> [What the task asks] If a line includes "number", copy it out of the entries.

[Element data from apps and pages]
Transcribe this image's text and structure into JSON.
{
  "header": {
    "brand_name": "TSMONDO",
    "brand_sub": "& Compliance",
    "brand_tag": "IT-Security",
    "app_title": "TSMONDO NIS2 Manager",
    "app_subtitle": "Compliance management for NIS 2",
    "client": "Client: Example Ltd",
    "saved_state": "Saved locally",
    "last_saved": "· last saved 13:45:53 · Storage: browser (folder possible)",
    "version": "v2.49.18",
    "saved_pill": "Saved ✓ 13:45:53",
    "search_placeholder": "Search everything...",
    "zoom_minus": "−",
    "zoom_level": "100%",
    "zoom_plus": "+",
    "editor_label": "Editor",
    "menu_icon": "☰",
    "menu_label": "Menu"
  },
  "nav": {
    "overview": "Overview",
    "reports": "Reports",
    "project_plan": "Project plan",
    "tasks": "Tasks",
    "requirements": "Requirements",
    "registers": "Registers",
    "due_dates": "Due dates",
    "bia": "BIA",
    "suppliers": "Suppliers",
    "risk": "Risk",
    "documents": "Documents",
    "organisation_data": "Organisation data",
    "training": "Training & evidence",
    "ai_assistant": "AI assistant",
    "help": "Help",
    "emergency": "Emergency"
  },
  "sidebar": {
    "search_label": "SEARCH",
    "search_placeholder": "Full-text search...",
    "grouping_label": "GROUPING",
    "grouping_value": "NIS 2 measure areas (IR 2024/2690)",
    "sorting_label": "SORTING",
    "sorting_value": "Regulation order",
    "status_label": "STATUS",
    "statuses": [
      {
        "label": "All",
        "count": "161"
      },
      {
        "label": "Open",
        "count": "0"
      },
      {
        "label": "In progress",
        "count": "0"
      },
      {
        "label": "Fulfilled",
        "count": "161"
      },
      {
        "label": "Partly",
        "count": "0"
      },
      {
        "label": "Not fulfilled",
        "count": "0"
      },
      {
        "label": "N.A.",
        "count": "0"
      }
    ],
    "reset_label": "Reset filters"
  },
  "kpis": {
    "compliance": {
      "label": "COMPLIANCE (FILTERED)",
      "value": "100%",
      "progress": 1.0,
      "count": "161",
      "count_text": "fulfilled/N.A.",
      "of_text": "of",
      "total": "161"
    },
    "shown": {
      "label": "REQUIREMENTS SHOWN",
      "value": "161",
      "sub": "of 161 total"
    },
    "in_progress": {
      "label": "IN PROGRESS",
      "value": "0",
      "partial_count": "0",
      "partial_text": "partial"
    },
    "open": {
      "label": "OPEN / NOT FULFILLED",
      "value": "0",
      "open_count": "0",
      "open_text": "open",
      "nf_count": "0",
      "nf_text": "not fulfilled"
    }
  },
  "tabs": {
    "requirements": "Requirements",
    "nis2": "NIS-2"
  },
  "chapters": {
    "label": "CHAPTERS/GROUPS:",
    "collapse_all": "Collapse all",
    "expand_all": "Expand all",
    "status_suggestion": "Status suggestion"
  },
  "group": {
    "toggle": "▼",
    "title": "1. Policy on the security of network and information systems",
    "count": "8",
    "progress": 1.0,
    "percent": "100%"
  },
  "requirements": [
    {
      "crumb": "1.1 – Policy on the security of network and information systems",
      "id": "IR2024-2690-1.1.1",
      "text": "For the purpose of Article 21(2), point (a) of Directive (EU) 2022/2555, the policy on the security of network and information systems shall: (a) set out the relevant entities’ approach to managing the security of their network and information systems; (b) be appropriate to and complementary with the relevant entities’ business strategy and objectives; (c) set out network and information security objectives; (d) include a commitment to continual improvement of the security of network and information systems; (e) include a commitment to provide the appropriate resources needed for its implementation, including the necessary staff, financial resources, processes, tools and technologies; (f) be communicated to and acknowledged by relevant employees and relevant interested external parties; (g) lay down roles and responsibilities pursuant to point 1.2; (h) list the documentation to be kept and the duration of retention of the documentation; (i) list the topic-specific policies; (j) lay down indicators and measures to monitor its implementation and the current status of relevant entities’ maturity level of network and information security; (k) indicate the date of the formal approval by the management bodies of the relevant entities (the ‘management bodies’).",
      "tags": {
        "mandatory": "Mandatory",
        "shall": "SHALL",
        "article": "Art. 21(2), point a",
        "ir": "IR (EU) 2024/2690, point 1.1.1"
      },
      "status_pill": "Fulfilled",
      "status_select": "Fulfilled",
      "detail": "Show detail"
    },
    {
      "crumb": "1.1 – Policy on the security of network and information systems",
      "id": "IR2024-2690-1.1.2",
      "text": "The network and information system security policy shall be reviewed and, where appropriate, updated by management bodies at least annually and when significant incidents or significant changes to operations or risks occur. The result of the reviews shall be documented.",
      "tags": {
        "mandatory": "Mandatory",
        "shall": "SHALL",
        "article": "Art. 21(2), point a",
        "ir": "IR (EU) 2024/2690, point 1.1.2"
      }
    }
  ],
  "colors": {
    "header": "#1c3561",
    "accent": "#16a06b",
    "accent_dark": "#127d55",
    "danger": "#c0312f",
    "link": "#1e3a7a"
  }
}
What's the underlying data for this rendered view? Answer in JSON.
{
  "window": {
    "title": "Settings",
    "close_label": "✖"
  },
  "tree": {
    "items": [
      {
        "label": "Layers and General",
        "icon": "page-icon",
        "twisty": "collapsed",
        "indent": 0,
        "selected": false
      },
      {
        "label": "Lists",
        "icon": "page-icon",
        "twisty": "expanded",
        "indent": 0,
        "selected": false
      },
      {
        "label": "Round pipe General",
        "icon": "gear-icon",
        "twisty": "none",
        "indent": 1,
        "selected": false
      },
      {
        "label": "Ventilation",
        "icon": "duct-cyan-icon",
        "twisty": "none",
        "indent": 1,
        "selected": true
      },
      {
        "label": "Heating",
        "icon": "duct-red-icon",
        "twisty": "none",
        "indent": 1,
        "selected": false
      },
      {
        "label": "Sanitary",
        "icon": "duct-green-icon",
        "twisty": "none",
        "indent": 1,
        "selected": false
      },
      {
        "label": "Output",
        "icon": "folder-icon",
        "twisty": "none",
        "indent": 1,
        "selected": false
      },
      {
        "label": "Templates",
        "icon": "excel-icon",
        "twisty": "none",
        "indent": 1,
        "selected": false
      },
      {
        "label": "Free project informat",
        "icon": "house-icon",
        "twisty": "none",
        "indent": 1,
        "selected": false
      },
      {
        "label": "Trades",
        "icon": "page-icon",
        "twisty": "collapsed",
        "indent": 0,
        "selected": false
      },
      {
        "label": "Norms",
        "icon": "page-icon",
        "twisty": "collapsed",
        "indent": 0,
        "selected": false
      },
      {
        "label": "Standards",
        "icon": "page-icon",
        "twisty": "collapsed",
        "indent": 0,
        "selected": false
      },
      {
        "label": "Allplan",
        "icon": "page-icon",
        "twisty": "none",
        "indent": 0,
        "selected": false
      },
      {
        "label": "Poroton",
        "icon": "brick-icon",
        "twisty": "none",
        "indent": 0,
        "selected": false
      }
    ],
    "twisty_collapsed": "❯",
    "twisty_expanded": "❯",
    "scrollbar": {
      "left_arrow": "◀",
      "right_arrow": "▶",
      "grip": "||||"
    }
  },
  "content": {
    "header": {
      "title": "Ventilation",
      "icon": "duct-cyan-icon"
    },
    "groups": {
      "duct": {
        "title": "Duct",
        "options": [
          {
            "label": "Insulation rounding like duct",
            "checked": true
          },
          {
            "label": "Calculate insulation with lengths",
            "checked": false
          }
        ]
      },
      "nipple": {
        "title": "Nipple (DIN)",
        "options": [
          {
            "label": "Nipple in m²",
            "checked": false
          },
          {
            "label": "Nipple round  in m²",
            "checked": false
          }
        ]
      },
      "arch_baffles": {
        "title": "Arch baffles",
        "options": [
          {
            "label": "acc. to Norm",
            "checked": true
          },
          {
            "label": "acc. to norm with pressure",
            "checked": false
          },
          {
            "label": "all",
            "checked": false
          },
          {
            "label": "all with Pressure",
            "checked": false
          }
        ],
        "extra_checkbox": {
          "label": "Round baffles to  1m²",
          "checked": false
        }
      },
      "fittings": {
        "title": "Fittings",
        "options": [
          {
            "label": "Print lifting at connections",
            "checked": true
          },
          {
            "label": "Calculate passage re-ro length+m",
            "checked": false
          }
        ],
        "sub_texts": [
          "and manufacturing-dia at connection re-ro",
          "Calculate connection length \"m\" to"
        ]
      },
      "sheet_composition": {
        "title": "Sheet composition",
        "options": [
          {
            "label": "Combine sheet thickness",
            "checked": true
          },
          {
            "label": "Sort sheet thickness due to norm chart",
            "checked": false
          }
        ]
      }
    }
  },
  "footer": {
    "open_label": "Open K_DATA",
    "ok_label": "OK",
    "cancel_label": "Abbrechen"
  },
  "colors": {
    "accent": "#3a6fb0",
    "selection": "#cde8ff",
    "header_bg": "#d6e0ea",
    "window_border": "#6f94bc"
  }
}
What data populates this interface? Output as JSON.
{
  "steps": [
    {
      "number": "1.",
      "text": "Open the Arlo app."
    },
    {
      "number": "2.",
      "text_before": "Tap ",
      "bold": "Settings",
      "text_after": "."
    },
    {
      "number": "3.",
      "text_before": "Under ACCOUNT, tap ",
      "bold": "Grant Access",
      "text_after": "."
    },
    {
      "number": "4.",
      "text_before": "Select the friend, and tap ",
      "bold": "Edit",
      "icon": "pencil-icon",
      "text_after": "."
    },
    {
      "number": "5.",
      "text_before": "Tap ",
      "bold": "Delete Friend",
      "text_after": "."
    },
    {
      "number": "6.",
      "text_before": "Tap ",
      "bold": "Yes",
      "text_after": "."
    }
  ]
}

> [Solved exercise]
      "number": "1.",
      "number": "2.",
      "number": "3.",
      "number": "4.",
      "number": "5.",
      "number": "6.",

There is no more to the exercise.